09.06.14 | Ballerina Body

A day in the life of Carine Roitfield starts: ‘7:30 A.M. My ballet teacher arrives. I am already in my ballet clothes. Nude or khaki-colored. The best I have found are cashmere by Rick Owens. Tank top. Leggings. Cardigan. Layers to take off as you sweat.’ As I read her morning routine in Harper’s Bazaar, I thought to myself how incredibly chic

There’s a history of chic women with lithe limbs favoring ballet as their means of fitness. Audrey Hepburn wanted to be a ballerina before anything else. My years of Alvin Ailey training haven’t amassed to much skill but the experience instilled in me a deep appreciation for dance. More specifically, I have a deep appreciation for dancer’s bodies—their effortless grace, their posture, the comfort in their own skin, all the things we aspire to.

For toned arms and legs, a cinched waist and enviable posture: dance, dance, dance. Women are obsessed with Ballet Barre classes for a reason: the results are magnificent. I’ve been dedicating 2 nights a week to Physique 57 here in NYC (they have DVDs and online classes too). For a little more movement and cardio, I take Zumba at Alvin Ailey.

But there’s more to this than the physical results, it’s the romantic, old school, approach to fitness that I love. There’s something so wonderful about getting ready for my ballet workouts. Instead of lacing on sneakers and zipping on a hoodie, I slide into a spaghetti strap Capezio leotard, black leggings, and soft leather ballet shoes.

I feel that I’m learning the discipline of a dancer as I push myself through my second set of pliés. I feel all my muscles lift and lengthen as I go through each movement. I become more aware of my body.

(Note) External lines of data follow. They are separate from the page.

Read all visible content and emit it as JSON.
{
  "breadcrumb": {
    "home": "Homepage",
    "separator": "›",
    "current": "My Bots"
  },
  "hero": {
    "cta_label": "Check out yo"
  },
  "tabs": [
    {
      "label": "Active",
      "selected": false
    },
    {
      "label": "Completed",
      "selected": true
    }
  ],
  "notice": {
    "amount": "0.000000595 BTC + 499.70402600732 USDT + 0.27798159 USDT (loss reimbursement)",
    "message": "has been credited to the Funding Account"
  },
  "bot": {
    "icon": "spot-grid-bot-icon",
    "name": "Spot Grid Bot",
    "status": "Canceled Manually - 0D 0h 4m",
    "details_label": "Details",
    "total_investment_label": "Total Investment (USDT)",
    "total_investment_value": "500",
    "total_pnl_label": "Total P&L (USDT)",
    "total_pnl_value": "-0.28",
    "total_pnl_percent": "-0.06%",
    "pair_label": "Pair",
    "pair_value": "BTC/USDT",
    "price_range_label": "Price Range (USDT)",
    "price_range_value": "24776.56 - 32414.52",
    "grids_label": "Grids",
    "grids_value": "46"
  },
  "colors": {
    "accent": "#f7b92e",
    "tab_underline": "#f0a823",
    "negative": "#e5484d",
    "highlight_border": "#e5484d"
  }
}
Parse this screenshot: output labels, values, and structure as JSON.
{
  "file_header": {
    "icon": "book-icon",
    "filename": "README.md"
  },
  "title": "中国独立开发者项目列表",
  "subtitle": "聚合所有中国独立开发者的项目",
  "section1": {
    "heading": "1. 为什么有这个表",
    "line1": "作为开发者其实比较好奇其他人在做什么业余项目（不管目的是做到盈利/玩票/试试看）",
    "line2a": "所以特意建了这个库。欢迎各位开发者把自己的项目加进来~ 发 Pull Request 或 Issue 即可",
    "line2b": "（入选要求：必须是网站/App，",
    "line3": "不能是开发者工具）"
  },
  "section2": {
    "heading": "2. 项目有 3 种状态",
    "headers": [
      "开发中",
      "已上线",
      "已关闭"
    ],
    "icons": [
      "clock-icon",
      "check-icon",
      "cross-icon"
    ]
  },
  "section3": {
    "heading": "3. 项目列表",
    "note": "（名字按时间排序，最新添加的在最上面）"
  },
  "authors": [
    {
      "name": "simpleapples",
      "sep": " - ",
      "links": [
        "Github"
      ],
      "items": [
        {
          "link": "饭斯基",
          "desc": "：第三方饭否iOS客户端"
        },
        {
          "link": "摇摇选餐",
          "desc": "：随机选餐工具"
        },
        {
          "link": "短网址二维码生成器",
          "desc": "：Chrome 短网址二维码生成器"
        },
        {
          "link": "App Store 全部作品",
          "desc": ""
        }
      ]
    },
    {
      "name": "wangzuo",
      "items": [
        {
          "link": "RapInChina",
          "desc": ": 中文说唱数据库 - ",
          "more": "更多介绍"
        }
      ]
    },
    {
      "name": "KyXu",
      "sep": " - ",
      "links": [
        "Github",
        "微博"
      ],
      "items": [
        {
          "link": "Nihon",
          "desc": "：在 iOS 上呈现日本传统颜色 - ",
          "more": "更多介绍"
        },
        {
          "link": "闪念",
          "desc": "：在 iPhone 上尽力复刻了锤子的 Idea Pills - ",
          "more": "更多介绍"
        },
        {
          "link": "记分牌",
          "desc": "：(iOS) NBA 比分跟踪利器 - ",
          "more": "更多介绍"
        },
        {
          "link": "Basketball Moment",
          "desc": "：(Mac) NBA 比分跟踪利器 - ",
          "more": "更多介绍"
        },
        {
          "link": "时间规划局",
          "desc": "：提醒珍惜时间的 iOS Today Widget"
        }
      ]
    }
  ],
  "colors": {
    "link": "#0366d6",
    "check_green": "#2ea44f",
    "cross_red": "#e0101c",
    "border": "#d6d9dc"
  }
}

Instead of sweating on the treadmill, try one of these workouts in the comfort of your home, layered cashmere optional:

 Ballet Bootcamp

Ballet Barre Warmup 

Physique57 At Home